Day 5: Tobago Cays, St. Vincent, Grenadines: A highlight of our cruise is the port that’s not a port: Tobago Cays. This marine park includes uninhabited islands perfect for your Robinson Crusoe fantasies, a wealth of marine life, and pristine beaches with shallow water perfect for beginners learning to snorkel. Green and Hawksbill turtles frequent these waters, especially around Baradal Island, a turtle sanctuary. With visibility of up to 120 feet, you have a good chance of seeing them both from above and below the water. The coral reefs are home to colorful hard and soft corals, fans, whips, sponges, and a profusion of fish. And when you tire of exploring the world below the surface, there’s plenty of room on deck for you to pull up a chair, order a rum punch, and toast another perfect day.

Day 6: Mayreau, St. Vincent Grenadines: At one and a half square miles, Mayreau has room for just one small village, one road, a population of about 300, and far more than its share of spectacular beaches. It’s only reachable by boat, and electricity was just introduced in 2002, so it’s free of many of the usual “distractions” you find in the Caribbean. In their place, you’ll find time to appreciate the perfect half-moon beach at Saltwhistle Bay, the hourglass isthmus that separates it from its doppelganger on the Atlantic side, and the kind of quirky establishments that materialize in a place so far off the beaten path that there is no path, just a trail of luminescence across the bay.
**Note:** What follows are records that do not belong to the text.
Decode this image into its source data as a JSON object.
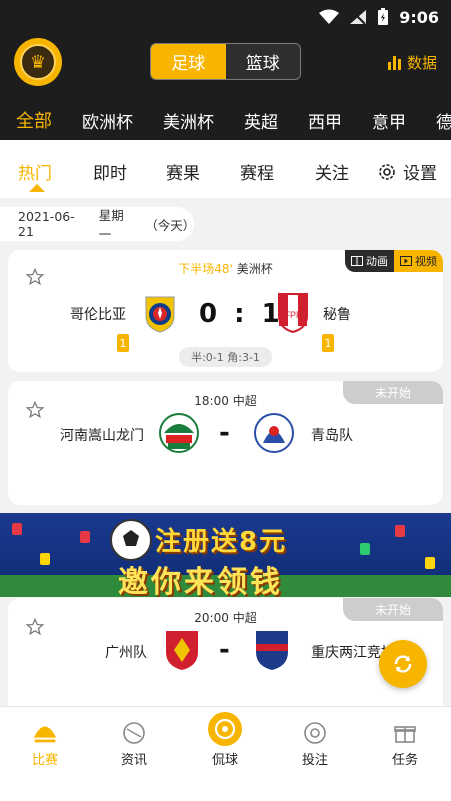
{
  "status_bar": {
    "time": "9:06"
  },
  "header": {
    "sport_tabs": [
      {
        "label": "足球",
        "active": true
      },
      {
        "label": "篮球",
        "active": false
      }
    ],
    "data_link": "数据",
    "accent_color": "#f7b500"
  },
  "league_tabs": [
    "全部",
    "欧洲杯",
    "美洲杯",
    "英超",
    "西甲",
    "意甲",
    "德"
  ],
  "sub_tabs": [
    "热门",
    "即时",
    "赛果",
    "赛程",
    "关注"
  ],
  "settings_label": "设置",
  "date_bar": {
    "date": "2021-06-21",
    "weekday": "星期一",
    "note": "（今天）"
  },
  "matches": [
    {
      "status_text": "下半场48'",
      "league": "美洲杯",
      "home": "哥伦比亚",
      "away": "秘鲁",
      "score": "0 : 1",
      "home_badge": "1",
      "away_badge": "1",
      "half_info": "半:0-1 角:3-1",
      "media": [
        "动画",
        "视频"
      ]
    },
    {
      "time": "18:00",
      "league": "中超",
      "home": "河南嵩山龙门",
      "away": "青岛队",
      "vs": "-",
      "status_tag": "未开始"
    },
    {
      "time": "20:00",
      "league": "中超",
      "home": "广州队",
      "away": "重庆两江竞技",
      "vs": "-",
      "status_tag": "未开始"
    }
  ],
  "banner": {
    "line1": "注册送8元",
    "line2": "邀你来领钱"
  },
  "bottom_nav": [
    {
      "label": "比赛",
      "icon": "trophy-icon",
      "active": true
    },
    {
      "label": "资讯",
      "icon": "ball-icon",
      "active": false
    },
    {
      "label": "侃球",
      "icon": "chat-icon",
      "active": false
    },
    {
      "label": "投注",
      "icon": "bet-icon",
      "active": false
    },
    {
      "label": "任务",
      "icon": "gift-icon",
      "active": false
    }
  ]
}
Day 7: Bequia, St. Vincent Grenadines: Life moves slowly in Bequia (pronounced BEKway), and the only ships in port are those small enough to anchor alongside the yachts and fishing boats in Admiralty Bay. The island was once an active whaling station, and virtually every family has some connection to the sea. There’s just one town, Port Elizabeth, with goods that run more towards pottery, meticulously crafted model sailboats, and scrimshaw than duty-free items. Gen up on the island’s whaling tradition at the Whaling Museum. Stop by the turtle sanctuary where a retired fisherman nurtures baby Hawksbills through their most vulnerable years before releasing them in the sea. You’ll find the locals exceptionally cheerful and friendly. Living in a paradise like this, why wouldn’t they be?

Day 8: Bridgetown, Barbados: With a consistency uncommon in the Caribbean, the Union Jack flew over “Little England” for more than 300 years until it gained independence in 1966. This means that the historic city and its garrison offer an unusually unsullied look at British colonial architecture in the 17th, 18th, and 19th centuries—a circumstance that has earned them UNESCO designation. Stop by Queen’s Park with its gigantic 175-year-old Baobab Tree. Visit the George Washington House at the top of Bush Hill where the first president really did sleep in 1751. Beyond the town, plantation houses, rum distilleries, and colorful chattel houses dot the landscape, along with natural wonders such as Harrison’s Cave, a fairyland of stalactites, stalagmites, and even underground rivers cascading into underground lakes.

Photo Credit: Windstar Cruises